- Planning: Partner with product and business teams to understand the goals and SLAs for your software.
- Development: Write the software.
- Integration: Integrate the software with your existing applications.
- Testing: Test your software.
- Release: Release your software into a test environment.
- Deployment: Deploy your software into production.
- Operate: Run the software, adjust as necessary.
- Monitor: Monitor and alert for issues in the software.
And the cycle repeats itself. While many of our data technologies and frameworks (i.e., data testing, data SLAs, distributed architectures, etc.) have adapted to meet the standards and best practices set by our software engineering counterparts, our tendency to handle data quality reactively has prevented us from driving change for the business in a meaningful and scalable way.
Introducing the Data Reliability lifecycle
Much in the same way that DevOps applies a continuous feedback loop to improving software, I think it’s time we leveraged the same blanket of diligence for data.
The Data Reliability lifecycle, an organization-wide approach to continuously and proactively improving data health, eliminates data downtime by applying best practices of DevOps to data pipelines.
This framework allows data teams to:
- Be the first to know about data quality issues in production.
- Fully understand the impact of the issue.
- Fully understand where the data broke.
- Take action to fix the issue.
- Collect learnings so over time you can prevent issues from occurring again.
After you’ve tested your data and ingested it into production, it’s paramount that you monitor and alert for anomalies in your pipeline, in other words, detect if and when data issues occur. Anomaly detection is a significant, albeit primarily reactive, part of this strategy.
Automated monitoring and alerting for freshness, volume, and distribution-based issues will help keep tabs on your data reliability SLAs and SLIs, and when you don’t meet them, ensure you’re the first to know. As data pipelines become increasingly complex, data is bound to break at one point or another, and being able to reduce the time to detection (TTD) is crucial for data-driven businesses.
The second phase of the Data Reliability lifecycle, Resolve, entails that you assess the impact of your broken data on your larger data ecosystem and corresponding data products, as well as communicate the issue downstream to those who need to know. Ideally, the entire impact analysis process would be centralized, with corresponding alerts grouped and tagged appropriately.
In this part of the cycle, end-to-end lineage and statistical analysis can be used to understand the root cause of the problem at hand. As teams become adept at understanding, triaging, and responding to incidents, they can reduce the time to resolution (TTR) for common or expected data incidents.
The Prevent phase of the Data Reliability lifecycle processes your prior learnings and historical information about your data pipelines and translates them into actionable, preventative steps. For instance, not every schema change your engineers’ company makes to existing data sets means that your pipelines are on fire; in fact, schema updates often signify development and progress.

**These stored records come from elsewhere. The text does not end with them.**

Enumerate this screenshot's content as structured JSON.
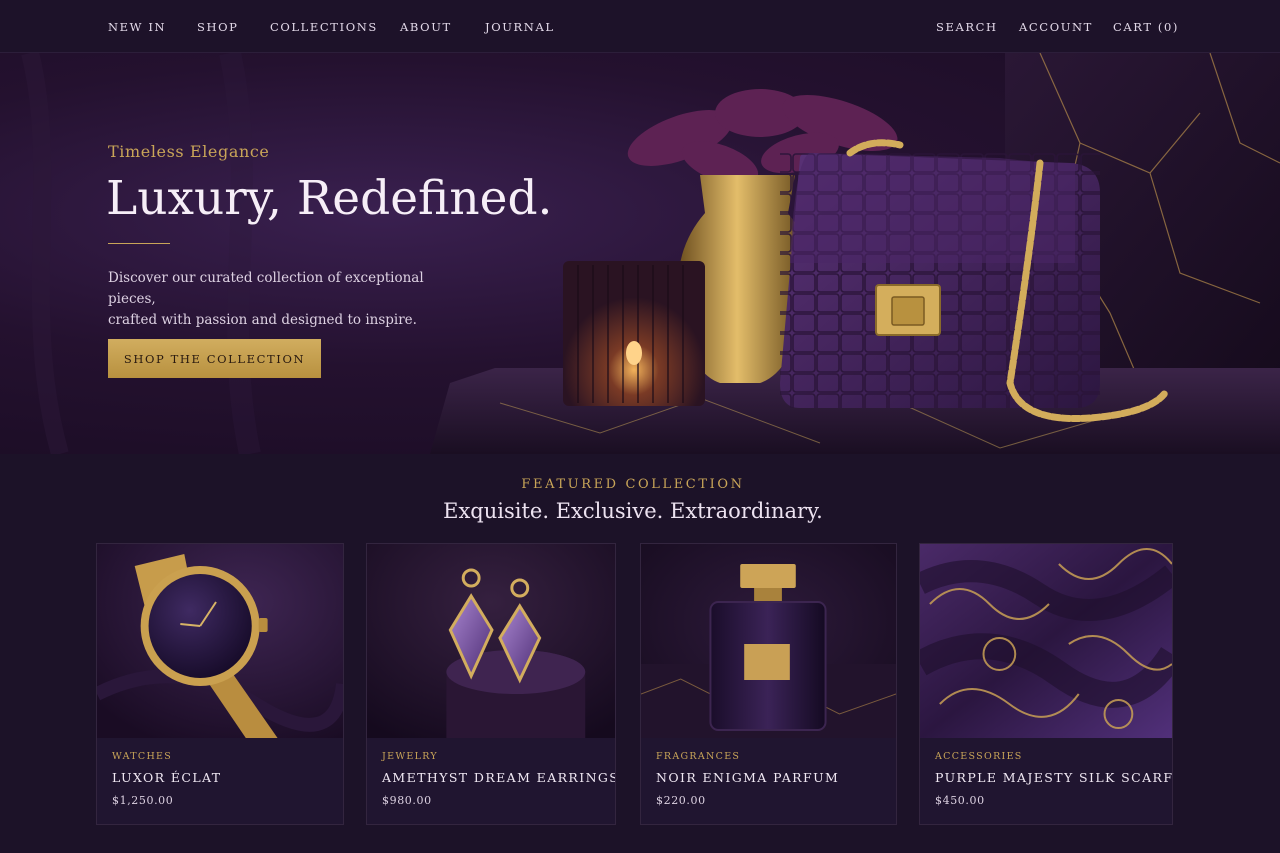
{
  "nav": {
    "left": [
      "NEW IN",
      "SHOP",
      "COLLECTIONS",
      "ABOUT",
      "JOURNAL"
    ],
    "search": "SEARCH",
    "account": "ACCOUNT",
    "cart": "CART (0)"
  },
  "hero": {
    "eyebrow": "Timeless Elegance",
    "headline": "Luxury, Redefined.",
    "body_line1": "Discover our curated collection of exceptional pieces,",
    "body_line2": "crafted with passion and designed to inspire.",
    "cta": "SHOP THE COLLECTION"
  },
  "featured": {
    "eyebrow": "FEATURED COLLECTION",
    "title": "Exquisite. Exclusive. Extraordinary.",
    "products": [
      {
        "category": "WATCHES",
        "name": "LUXOR ÉCLAT",
        "price": "$1,250.00"
      },
      {
        "category": "JEWELRY",
        "name": "AMETHYST DREAM EARRINGS",
        "price": "$980.00"
      },
      {
        "category": "FRAGRANCES",
        "name": "NOIR ENIGMA PARFUM",
        "price": "$220.00"
      },
      {
        "category": "ACCESSORIES",
        "name": "PURPLE MAJESTY SILK SCARF",
        "price": "$450.00"
      }
    ]
  },
  "colors": {
    "accent_gold": "#c9a558",
    "background": "#1c1228",
    "card": "#201530"
  }
}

Still, without proper context, the Detect phase of your Data Reliability lifecycle (in other words, anomaly detection), will not be able to pick up these queues.
By applying the Data Reliability lifecycle, teams should be able to surface logs, metadata, and queries about your data to gauge and even predict data health. More advanced lifecycles should also be able to automatically adjust and update tests and monitors to match evolving business logic, and in turn, reduce data downtime.
The future of data quality is proactive
Mechanics and software engineers aren’t the only ones who benefit from taking a proactive, iterative approach to their craft.
By applying similar principles of DevOps, data teams can better collaborate to identify, resolve, and even prevent data quality issues from occurring in the first place. In the coming months, I’m excited to see how this approach evolves, and in turn, how data systems mature to become more resilient and reliable.
And next time you see your mechanic: thank her. You have no idea what she’s been through!